These Fortune 500 Companies Care About Their Employees, Not Just Their Profits

Happy employees and high revenues aren’t mutually exclusive.

The companies on this year’s newly-released Fortune 500 list show that high revenues don’t have to come at the expense of staffers’ health and happiness: some of the United States’ highest-grossing companies are leaders in employee well-being, too.

Photo courtesy of Pixaby.

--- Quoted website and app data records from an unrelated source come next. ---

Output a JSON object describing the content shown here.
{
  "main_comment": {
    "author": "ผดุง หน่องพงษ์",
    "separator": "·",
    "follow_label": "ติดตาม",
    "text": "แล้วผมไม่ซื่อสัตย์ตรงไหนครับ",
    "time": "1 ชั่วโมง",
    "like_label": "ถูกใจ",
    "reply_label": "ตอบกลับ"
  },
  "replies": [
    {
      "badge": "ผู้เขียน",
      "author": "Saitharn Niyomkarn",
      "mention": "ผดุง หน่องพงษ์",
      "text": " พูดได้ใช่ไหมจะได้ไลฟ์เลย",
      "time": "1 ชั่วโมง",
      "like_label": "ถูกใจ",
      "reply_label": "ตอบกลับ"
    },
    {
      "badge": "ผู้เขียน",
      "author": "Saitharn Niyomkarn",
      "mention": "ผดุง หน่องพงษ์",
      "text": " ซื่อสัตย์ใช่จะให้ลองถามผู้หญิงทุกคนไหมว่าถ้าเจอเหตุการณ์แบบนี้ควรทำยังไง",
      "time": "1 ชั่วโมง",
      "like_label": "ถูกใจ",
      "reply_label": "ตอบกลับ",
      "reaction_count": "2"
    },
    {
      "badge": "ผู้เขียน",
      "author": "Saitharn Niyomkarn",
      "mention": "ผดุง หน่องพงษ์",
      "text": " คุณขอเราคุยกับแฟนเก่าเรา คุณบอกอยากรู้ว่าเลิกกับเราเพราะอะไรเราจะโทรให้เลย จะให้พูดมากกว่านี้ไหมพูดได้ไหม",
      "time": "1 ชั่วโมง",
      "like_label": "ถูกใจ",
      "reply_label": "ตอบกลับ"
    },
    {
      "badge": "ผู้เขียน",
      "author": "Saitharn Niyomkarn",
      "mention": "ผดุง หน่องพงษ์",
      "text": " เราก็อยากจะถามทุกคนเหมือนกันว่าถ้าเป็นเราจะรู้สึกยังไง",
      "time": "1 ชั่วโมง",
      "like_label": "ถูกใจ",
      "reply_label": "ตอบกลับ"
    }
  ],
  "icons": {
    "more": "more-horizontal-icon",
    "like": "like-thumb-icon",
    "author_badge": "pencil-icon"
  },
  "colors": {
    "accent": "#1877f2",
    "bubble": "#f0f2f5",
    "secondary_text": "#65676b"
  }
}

Companies across the list are embracing programs to help their employees de-stress at work and disconnect outside of it. Google (whose parent company Alphabet arrives at number 27 on the list) encourages its employees to take advantage of on-site massages and nap pods to reduce workplace stress. Salesforce (number 326 on the list) offers a monthly “wellness reimbursement” for money that employees spend on activities ranging from yoga to smoking-cessation programs. Edward Jones (number 403 on the list) prides itself on its flexible workweek policies, which allow employees to adjust their schedules to spend time with their families at whatever points in the day work best for them.

“Offering flexibility helps our associates balance their work with the rest of the priorities in their lives,” said Edward Jones Managing Partner Jim Weddle, after his company was named one of Fortune’s “Best Workplaces for Flexibility” last year. “We are best able to meet the needs of our clients when we can also meet the work/life challenges of our associates.”

Another encouraging bit of news from the list: its companies are run by more female CEOs than ever before in the list’s 63-year history, with 32 female CEOs this year to last year’s 21. Along with representing a meaningful (if small) step forward in gender equality, this news also bodes well for workplace culture. A recent article in The Atlantic called “When Women Run Companies” describes how, under female CEOs, “workers may see better working conditions and fewer layoffs.”

Explore the Fortune 500 here.